Source material
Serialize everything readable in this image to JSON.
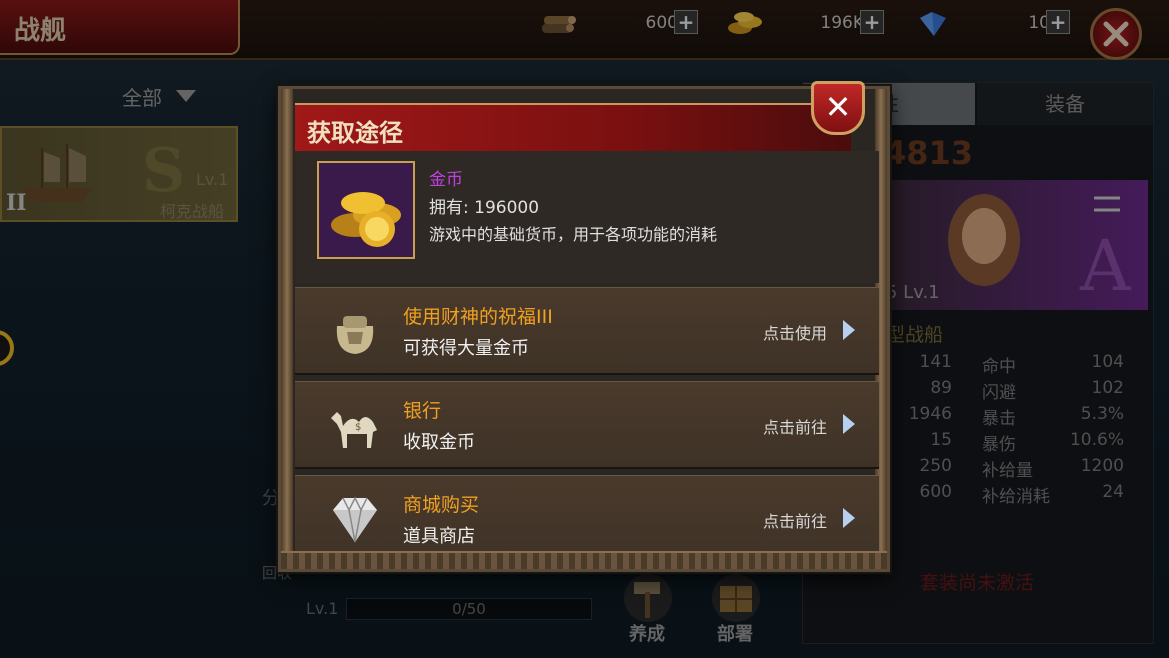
{
  "header": {
    "title": "战舰",
    "resources": [
      {
        "icon": "wood-icon",
        "value": "600"
      },
      {
        "icon": "gold-coins-icon",
        "value": "196K"
      },
      {
        "icon": "diamond-icon",
        "value": "10"
      }
    ]
  },
  "left": {
    "filter_label": "全部",
    "ship": {
      "grade": "S",
      "level": "Lv.1",
      "name": "柯克战船",
      "tier": "II"
    },
    "side_text_1": "分",
    "side_text_2": "回收"
  },
  "bottom": {
    "level_label": "Lv.1",
    "progress": "0/50",
    "progress_fraction": 0,
    "buttons": [
      {
        "label": "养成",
        "icon": "hammer-icon"
      },
      {
        "label": "部署",
        "icon": "crate-icon"
      }
    ]
  },
  "right_panel": {
    "tabs": [
      "性",
      "装备"
    ],
    "power": "4813",
    "hero_level": "5 Lv.1",
    "hero_grade": "A",
    "ship_type": "型战船",
    "stats": [
      {
        "v1": "141",
        "label": "命中",
        "v2": "104"
      },
      {
        "v1": "89",
        "label": "闪避",
        "v2": "102"
      },
      {
        "v1": "1946",
        "label": "暴击",
        "v2": "5.3%"
      },
      {
        "v1": "15",
        "label": "暴伤",
        "v2": "10.6%"
      },
      {
        "v1": "250",
        "label": "补给量",
        "v2": "1200"
      },
      {
        "v1": "600",
        "label": "补给消耗",
        "v2": "24"
      }
    ],
    "set_status": "套装尚未激活"
  },
  "modal": {
    "title": "获取途径",
    "item": {
      "name": "金币",
      "owned": "拥有: 196000",
      "description": "游戏中的基础货币，用于各项功能的消耗"
    },
    "sources": [
      {
        "title": "使用财神的祝福III",
        "subtitle": "可获得大量金币",
        "action": "点击使用",
        "icon": "money-bag-icon"
      },
      {
        "title": "银行",
        "subtitle": "收取金币",
        "action": "点击前往",
        "icon": "camel-icon"
      },
      {
        "title": "商城购买",
        "subtitle": "道具商店",
        "action": "点击前往",
        "icon": "diamond-gem-icon"
      }
    ]
  }
}
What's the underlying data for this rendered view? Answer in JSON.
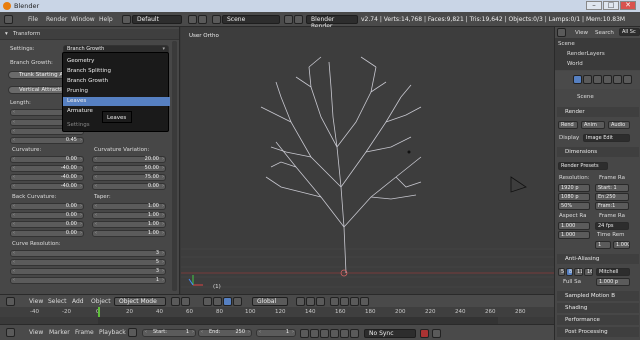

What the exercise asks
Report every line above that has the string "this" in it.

Written solution
Serialize everything readable in this image to JSON.
What's the underlying data for this rendered view? Answer in JSON.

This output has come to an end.